On another job, an order of 30 pieces had been run, only 18 were delivered and the others were being scrapped. When Sharoni informed the customer of the acquisition of the DMU50 and its inherent capabilities, owing to its rigid tolerances, the customer increased the order by an additional 20 pieces. The run time dropped from 20 hours to 4 hours, in that instance. “We went from a typewriter to a PC on this job,” says Sharoni. He said the DMU50 produces his parts 95 percent finished, in most cases, requiring only a small lathe and milling operations on the clamped side and inaccessible areas due to limitations of the rotating carrier of the table. In another occasion, a customer had a sand casting part that was very difficult to machine because of the variations in the castings. BAR has proposed to completely machine the part as an alternative to continue with the troublesome casting, or reinvest in a new casting process. The difficult part was machined in two days to the amazement of the customer that now seriously considers a complete hoggout.
By adding a rotary table to the DMU50, a six-axis cutting theater could be achieved, resulting in even greater flexibility, more jobs and increased profit, according to Asher Sharoni. With a 16-position tool changer, many of the jobs can be accommodated, though Sharoni notes he will be looking for a larger tool changer on his next five-axis machine, already under consideration for purchase. The shop is also looking into adding a simultaneous five-axis machine, which would enable it to move into the arena of blades and impellers.
Virtually any drawing or e-file format can be accommodated and the ShopMill program onboard the Siemens CNC can simulate the actual cutting path in a track-able sequences to determine the cycle time, prevent tool collisions and allow faster, more accurate quoting, while reducing scrap and time-to-first-part, Sharoni says. “The machine control actually modifies the part program, when needed, and that is a real asset to us, as we learn more about five-axis work on each shift.”

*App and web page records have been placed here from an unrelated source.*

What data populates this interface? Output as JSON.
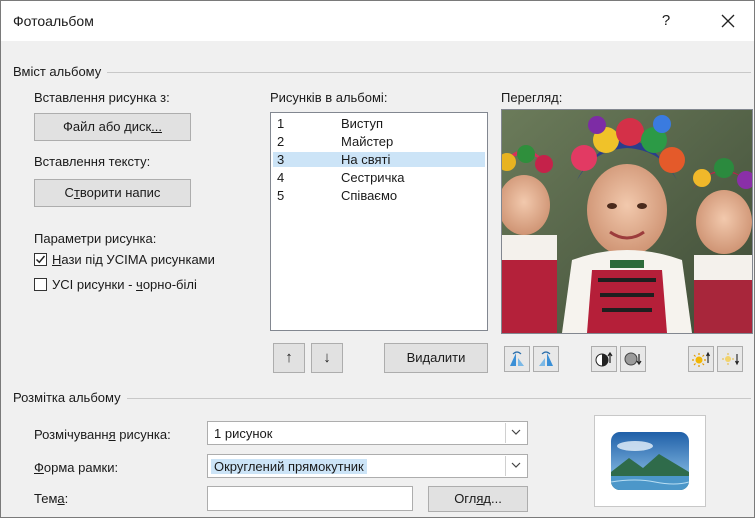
{
  "dialog": {
    "title": "Фотоальбом",
    "help_glyph": "?",
    "close_glyph": "✕"
  },
  "content_group": {
    "label": "Вміст альбому",
    "insert_picture_label": "Вставлення рисунка з:",
    "file_button_pre": "Файл або диск",
    "file_button_u": "...",
    "insert_text_label": "Вставлення тексту:",
    "textbox_button_pre": "С",
    "textbox_button_u": "т",
    "textbox_button_post": "ворити напис",
    "picture_options_label": "Параметри рисунка:",
    "captions_checkbox": {
      "pre": "",
      "u": "Н",
      "post": "ази під УСІМА рисунками",
      "checked": true
    },
    "bw_checkbox": {
      "pre": "УСІ рисунки - ",
      "u": "ч",
      "post": "орно-білі",
      "checked": false
    }
  },
  "pictures": {
    "label": "Рисунків в альбомі:",
    "items": [
      {
        "num": "1",
        "name": "Виступ",
        "selected": false
      },
      {
        "num": "2",
        "name": "Майстер",
        "selected": false
      },
      {
        "num": "3",
        "name": "На святі",
        "selected": true
      },
      {
        "num": "4",
        "name": "Сестричка",
        "selected": false
      },
      {
        "num": "5",
        "name": "Співаємо",
        "selected": false
      }
    ],
    "move_up_glyph": "↑",
    "move_down_glyph": "↓",
    "remove_button_pre": "Ви",
    "remove_button_u": "д",
    "remove_button_post": "алити"
  },
  "preview": {
    "label": "Перегляд:"
  },
  "layout_group": {
    "label": "Розмітка альбому",
    "picture_layout_label_pre": "Розмічуванн",
    "picture_layout_label_u": "я",
    "picture_layout_label_post": " рисунка:",
    "picture_layout_value": "1 рисунок",
    "frame_shape_label_pre": "",
    "frame_shape_label_u": "Ф",
    "frame_shape_label_post": "орма рамки:",
    "frame_shape_value": "Округлений прямокутник",
    "theme_label_pre": "Тем",
    "theme_label_u": "а",
    "theme_label_post": ":",
    "theme_value": "",
    "browse_button_pre": "Огл",
    "browse_button_u": "я",
    "browse_button_post": "д..."
  },
  "colors": {
    "selection": "#cce4f7",
    "dialog_bg": "#f0f0f0"
  }
}
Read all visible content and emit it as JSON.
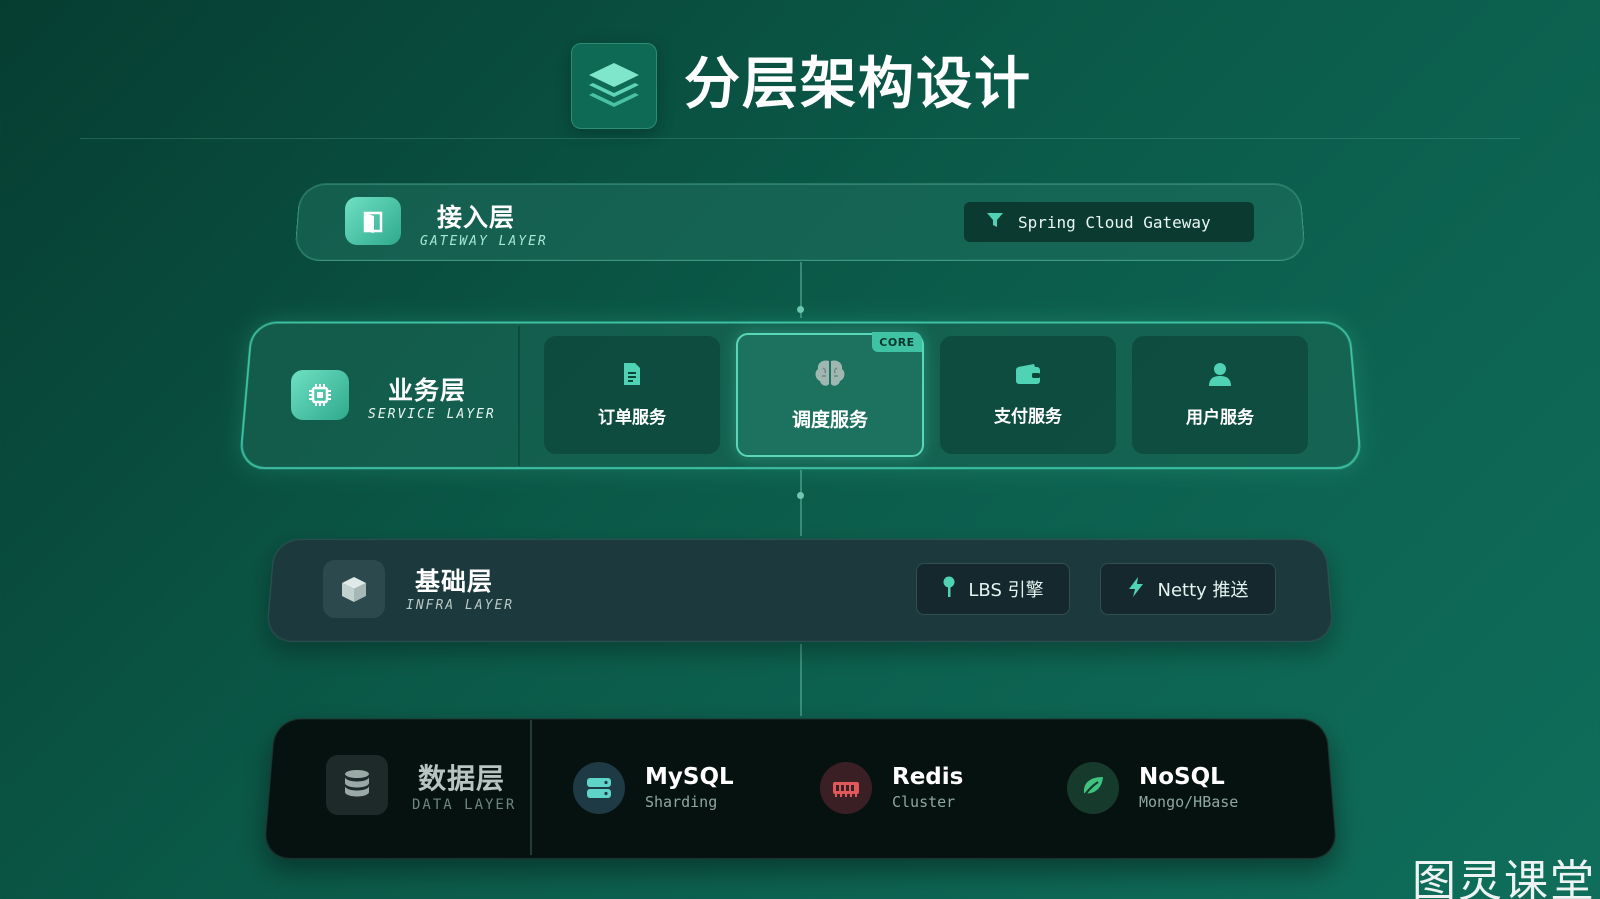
{
  "title": "分层架构设计",
  "title_icon": "layers-icon",
  "accent_color": "#3fc3a4",
  "layers": {
    "gateway": {
      "name": "接入层",
      "subtitle": "GATEWAY LAYER",
      "icon": "door-icon",
      "chip": {
        "icon": "filter-icon",
        "label": "Spring Cloud Gateway"
      }
    },
    "service": {
      "name": "业务层",
      "subtitle": "SERVICE LAYER",
      "icon": "chip-icon",
      "cards": [
        {
          "label": "订单服务",
          "icon": "document-icon"
        },
        {
          "label": "调度服务",
          "icon": "brain-icon",
          "badge": "CORE"
        },
        {
          "label": "支付服务",
          "icon": "wallet-icon"
        },
        {
          "label": "用户服务",
          "icon": "user-icon"
        }
      ]
    },
    "infra": {
      "name": "基础层",
      "subtitle": "INFRA LAYER",
      "icon": "cube-icon",
      "chips": [
        {
          "label": "LBS 引擎",
          "icon": "map-pin-icon"
        },
        {
          "label": "Netty 推送",
          "icon": "bolt-icon"
        }
      ]
    },
    "data": {
      "name": "数据层",
      "subtitle": "DATA LAYER",
      "icon": "database-icon",
      "stores": [
        {
          "name": "MySQL",
          "sub": "Sharding",
          "icon": "server-icon",
          "color": "#5fd4c8"
        },
        {
          "name": "Redis",
          "sub": "Cluster",
          "icon": "memory-icon",
          "color": "#e0585a"
        },
        {
          "name": "NoSQL",
          "sub": "Mongo/HBase",
          "icon": "leaf-icon",
          "color": "#3fc37f"
        }
      ]
    }
  },
  "watermark": "图灵课堂"
}
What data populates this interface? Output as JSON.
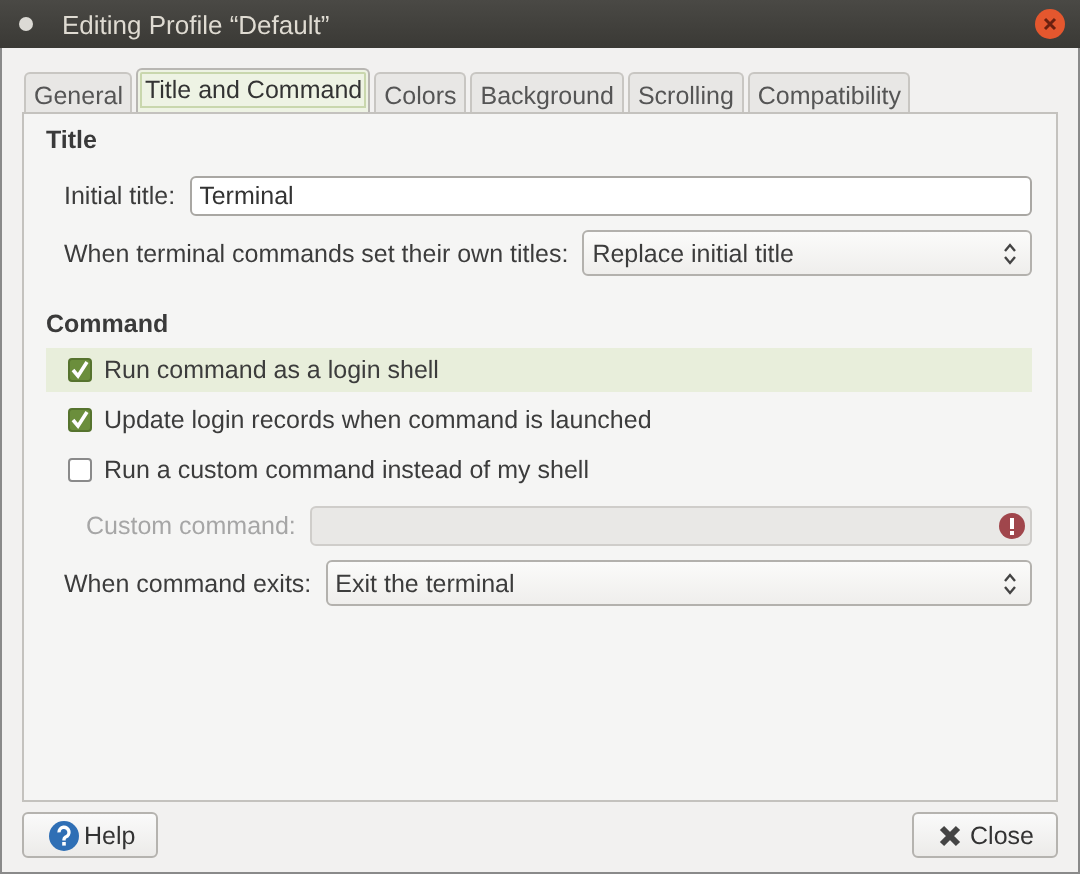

In addition to the machine tool and CNC technology, Asher Sharoni cited the superior service and support he received from Udo Herbes and his team at the local DMG tech center, as well as from Daniel Martinez, the Siemens CNC end user support manager for the West Coast, as key influencers in his decision to buy and likely buy again, from these companies. BAR is considering purchasing more DMU50/70 machines as it positions itself as experts in machining more difficult parts utilizing 5-6 axis machines as standard operations.
Filed Under: Aerospace + defense